Supporters include State Sen. Jeff Brandes, a St. Petersburg Republican who has been a leading voice calling for reform of the criminal justice system, and Sandy D’Alemberte, a former president of the American Bar Association and Florida State University, who said that changing the savings clause would be the most progressive reform to Florida’s criminal justice system since the establishment of public defenders to represent poor defendants. (Florida Times-Union)
Amendment 12 – Lobbying and Abuse of Office by Public Officers would expand ethics rules for on lobbying for compensation by former public officers, notably by expanding from two to six years the time that many officials would have to wait before they could do so. Full text here.
It has been called “one of the most complex questions on the ballot” (LWVF), with a number of different elements for voters to consider. The one that generates the most headlines is the six-year ban. The current ban on lobbying after leaving office is two years, and applies only to the government body or agency that person belonged to.
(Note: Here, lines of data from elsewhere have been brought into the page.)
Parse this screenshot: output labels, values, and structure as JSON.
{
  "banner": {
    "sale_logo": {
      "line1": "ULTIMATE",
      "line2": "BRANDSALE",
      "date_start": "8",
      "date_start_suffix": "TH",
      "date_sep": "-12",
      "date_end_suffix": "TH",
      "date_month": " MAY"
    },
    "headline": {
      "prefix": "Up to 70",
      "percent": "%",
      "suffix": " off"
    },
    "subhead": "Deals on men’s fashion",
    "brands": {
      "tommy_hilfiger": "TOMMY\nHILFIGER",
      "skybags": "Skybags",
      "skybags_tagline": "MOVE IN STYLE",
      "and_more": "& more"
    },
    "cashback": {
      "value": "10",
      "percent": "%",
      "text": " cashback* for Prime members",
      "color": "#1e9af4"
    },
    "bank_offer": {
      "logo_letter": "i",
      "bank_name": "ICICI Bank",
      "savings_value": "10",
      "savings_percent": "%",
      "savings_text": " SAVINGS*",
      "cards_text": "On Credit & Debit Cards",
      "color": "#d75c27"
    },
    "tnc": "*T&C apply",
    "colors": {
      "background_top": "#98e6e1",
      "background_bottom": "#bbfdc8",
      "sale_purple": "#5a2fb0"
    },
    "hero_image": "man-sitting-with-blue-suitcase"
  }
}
Supporters include Integrity Florida. Opponents include the Florida Chamber. The Florida LWV takes no position because, they say, although there is need for lobbying reform, “six years might be onerous, and this amendment does not address the real issue regarding lobbying, which is the impact of money in political campaigns.” The Naples Daily News Editorial Board writes that “This amendment alone won’t clean up all that can be addressed to improve government ethics in the state. Campaign finance reform to control the influence of money on political campaigns and the meting out of harsher, quicker and more frequent penalties by the Florida Ethics Commission also would help. Amendment 12 is an improvement, however.”
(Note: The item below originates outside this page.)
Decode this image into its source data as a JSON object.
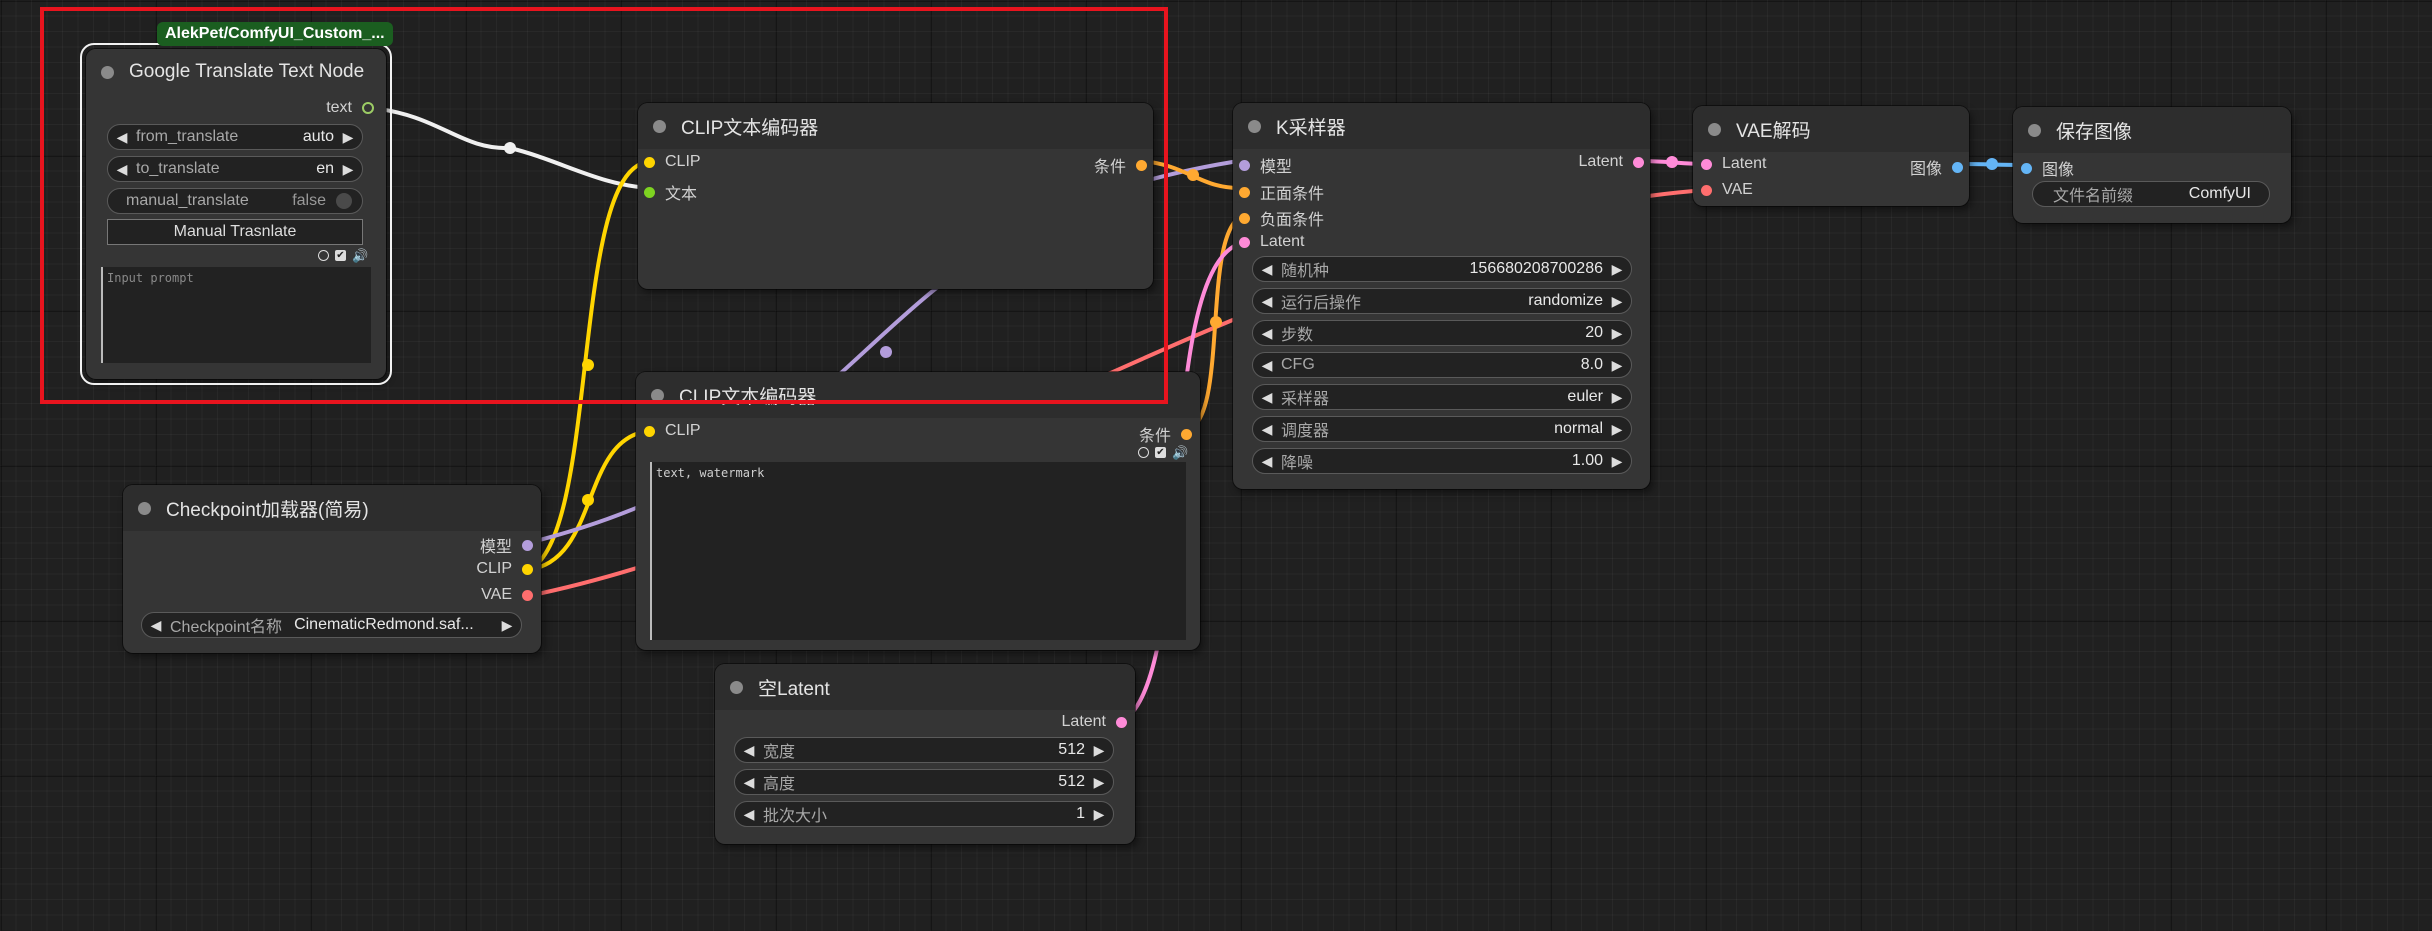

Amendment 13 – Ends Dog Racing would phase out commercial dog racing in connection with wagering, but not affect other gaming activities. Full text here.
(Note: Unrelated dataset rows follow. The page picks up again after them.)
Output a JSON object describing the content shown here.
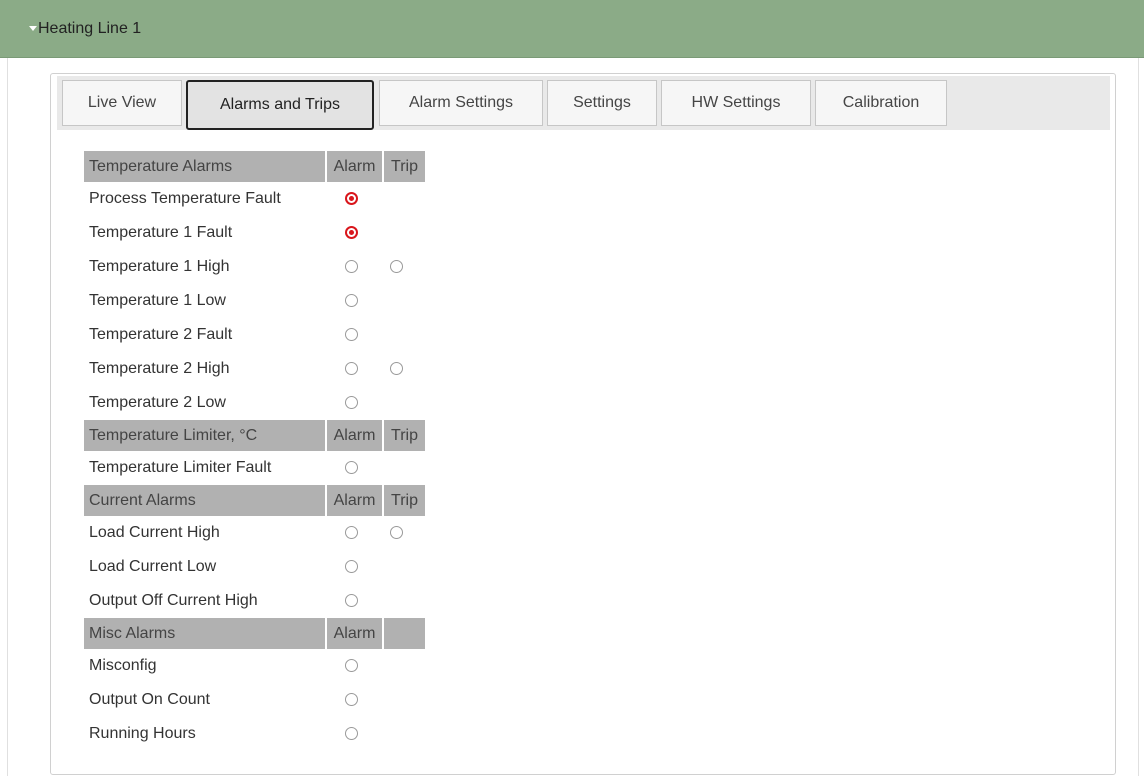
{
  "panel": {
    "title": "Heating Line 1"
  },
  "tabs": [
    {
      "label": "Live View",
      "active": false
    },
    {
      "label": "Alarms and Trips",
      "active": true
    },
    {
      "label": "Alarm Settings",
      "active": false
    },
    {
      "label": "Settings",
      "active": false
    },
    {
      "label": "HW Settings",
      "active": false
    },
    {
      "label": "Calibration",
      "active": false
    }
  ],
  "colors": {
    "header_bg": "#8bab87",
    "group_header_bg": "#b1b1b1",
    "active_indicator": "#d9161c"
  },
  "groups": [
    {
      "title": "Temperature Alarms",
      "alarm_col": "Alarm",
      "trip_col": "Trip",
      "rows": [
        {
          "label": "Process Temperature Fault",
          "alarm": "on",
          "trip": null
        },
        {
          "label": "Temperature 1 Fault",
          "alarm": "on",
          "trip": null
        },
        {
          "label": "Temperature 1 High",
          "alarm": "off",
          "trip": "off"
        },
        {
          "label": "Temperature 1 Low",
          "alarm": "off",
          "trip": null
        },
        {
          "label": "Temperature 2 Fault",
          "alarm": "off",
          "trip": null
        },
        {
          "label": "Temperature 2 High",
          "alarm": "off",
          "trip": "off"
        },
        {
          "label": "Temperature 2 Low",
          "alarm": "off",
          "trip": null
        }
      ]
    },
    {
      "title": "Temperature Limiter, °C",
      "alarm_col": "Alarm",
      "trip_col": "Trip",
      "rows": [
        {
          "label": "Temperature Limiter Fault",
          "alarm": "off",
          "trip": null
        }
      ]
    },
    {
      "title": "Current Alarms",
      "alarm_col": "Alarm",
      "trip_col": "Trip",
      "rows": [
        {
          "label": "Load Current High",
          "alarm": "off",
          "trip": "off"
        },
        {
          "label": "Load Current Low",
          "alarm": "off",
          "trip": null
        },
        {
          "label": "Output Off Current High",
          "alarm": "off",
          "trip": null
        }
      ]
    },
    {
      "title": "Misc Alarms",
      "alarm_col": "Alarm",
      "trip_col": "",
      "rows": [
        {
          "label": "Misconfig",
          "alarm": "off",
          "trip": null
        },
        {
          "label": "Output On Count",
          "alarm": "off",
          "trip": null
        },
        {
          "label": "Running Hours",
          "alarm": "off",
          "trip": null
        }
      ]
    }
  ]
}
Florida has 12 of the nation’s 18 dog-racing tracks. Dog racing – usually greyhounds – is one of several “pari-mutuel” wagering sports in Florida. (Florida Division of Pari-Mutuel Wagering)
“The state’s 12 dog tracks took in $240 million in bets during the year that ended in June 2016, half the amount wagered a decade before,” according to the Florida Times-Union. “The state says it now spends more money regulating the greyhound industry than it receives in tax revenue from the races. But dogs still race in Florida because the tracks must exist if pari-mutuel companies want to keep open their more-lucrative poker rooms. Under state law, only pari-mutuel facilities like horse tracks, jai alai frontons and greyhound kennel clubs can operate card rooms. If greyhound tracks stop their races, the card rooms would have to close.”
Supporters include Grey2KUSA, the Humane Society of the United States, and League of Women Voters of Florida. Opponents include Florida Greyhound Association and the NRA. The Naples Daily News writes that “the state shouldn’t force a business to operate in ways that have proven unprofitable.”
I hope my research helped you understand what each of the amendments would mean, and who stands to benefit if each is passed. I also hope helps you think more critically about how you will vote than you might have without it.
Stay tuned next for my posts about the candidates for the Collier Mosquito Control Commission Board, the judicial candidates, and the proposed Collier Sales Surtax.